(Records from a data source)
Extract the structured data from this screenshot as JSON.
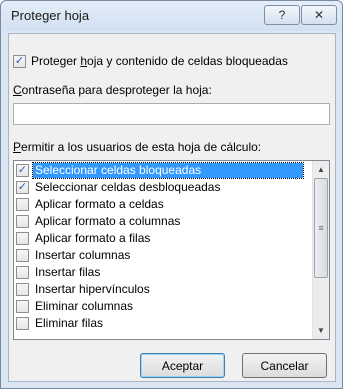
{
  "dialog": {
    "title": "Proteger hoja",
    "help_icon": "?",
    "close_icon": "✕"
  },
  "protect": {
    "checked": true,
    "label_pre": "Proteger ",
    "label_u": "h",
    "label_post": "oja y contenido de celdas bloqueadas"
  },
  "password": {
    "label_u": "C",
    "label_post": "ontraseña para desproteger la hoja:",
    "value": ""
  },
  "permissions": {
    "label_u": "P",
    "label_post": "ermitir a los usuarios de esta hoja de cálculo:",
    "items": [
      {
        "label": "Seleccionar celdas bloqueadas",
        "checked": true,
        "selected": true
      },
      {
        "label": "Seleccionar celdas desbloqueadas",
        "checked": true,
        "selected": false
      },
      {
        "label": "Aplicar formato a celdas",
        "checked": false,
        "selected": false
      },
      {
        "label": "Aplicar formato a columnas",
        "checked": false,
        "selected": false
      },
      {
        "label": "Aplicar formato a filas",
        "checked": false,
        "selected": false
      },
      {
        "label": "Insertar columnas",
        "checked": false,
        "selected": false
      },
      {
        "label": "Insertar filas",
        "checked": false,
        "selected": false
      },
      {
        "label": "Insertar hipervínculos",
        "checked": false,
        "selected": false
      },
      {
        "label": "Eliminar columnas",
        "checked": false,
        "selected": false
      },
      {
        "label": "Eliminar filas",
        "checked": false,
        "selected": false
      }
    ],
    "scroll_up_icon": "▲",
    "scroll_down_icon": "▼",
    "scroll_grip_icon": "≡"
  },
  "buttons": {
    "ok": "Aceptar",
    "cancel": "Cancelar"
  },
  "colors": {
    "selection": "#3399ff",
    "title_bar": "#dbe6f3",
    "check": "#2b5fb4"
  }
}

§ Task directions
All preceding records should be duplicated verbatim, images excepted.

§ Completed exercise
Extract the structured data from this screenshot as JSON.
{
  "dialog": {
    "title": "Proteger hoja",
    "help_icon": "?",
    "close_icon": "✕"
  },
  "protect": {
    "checked": true,
    "label_pre": "Proteger ",
    "label_u": "h",
    "label_post": "oja y contenido de celdas bloqueadas"
  },
  "password": {
    "label_u": "C",
    "label_post": "ontraseña para desproteger la hoja:",
    "value": ""
  },
  "permissions": {
    "label_u": "P",
    "label_post": "ermitir a los usuarios de esta hoja de cálculo:",
    "items": [
      {
        "label": "Seleccionar celdas bloqueadas",
        "checked": true,
        "selected": true
      },
      {
        "label": "Seleccionar celdas desbloqueadas",
        "checked": true,
        "selected": false
      },
      {
        "label": "Aplicar formato a celdas",
        "checked": false,
        "selected": false
      },
      {
        "label": "Aplicar formato a columnas",
        "checked": false,
        "selected": false
      },
      {
        "label": "Aplicar formato a filas",
        "checked": false,
        "selected": false
      },
      {
        "label": "Insertar columnas",
        "checked": false,
        "selected": false
      },
      {
        "label": "Insertar filas",
        "checked": false,
        "selected": false
      },
      {
        "label": "Insertar hipervínculos",
        "checked": false,
        "selected": false
      },
      {
        "label": "Eliminar columnas",
        "checked": false,
        "selected": false
      },
      {
        "label": "Eliminar filas",
        "checked": false,
        "selected": false
      }
    ],
    "scroll_up_icon": "▲",
    "scroll_down_icon": "▼",
    "scroll_grip_icon": "≡"
  },
  "buttons": {
    "ok": "Aceptar",
    "cancel": "Cancelar"
  },
  "colors": {
    "selection": "#3399ff",
    "title_bar": "#dbe6f3",
    "check": "#2b5fb4"
  }
}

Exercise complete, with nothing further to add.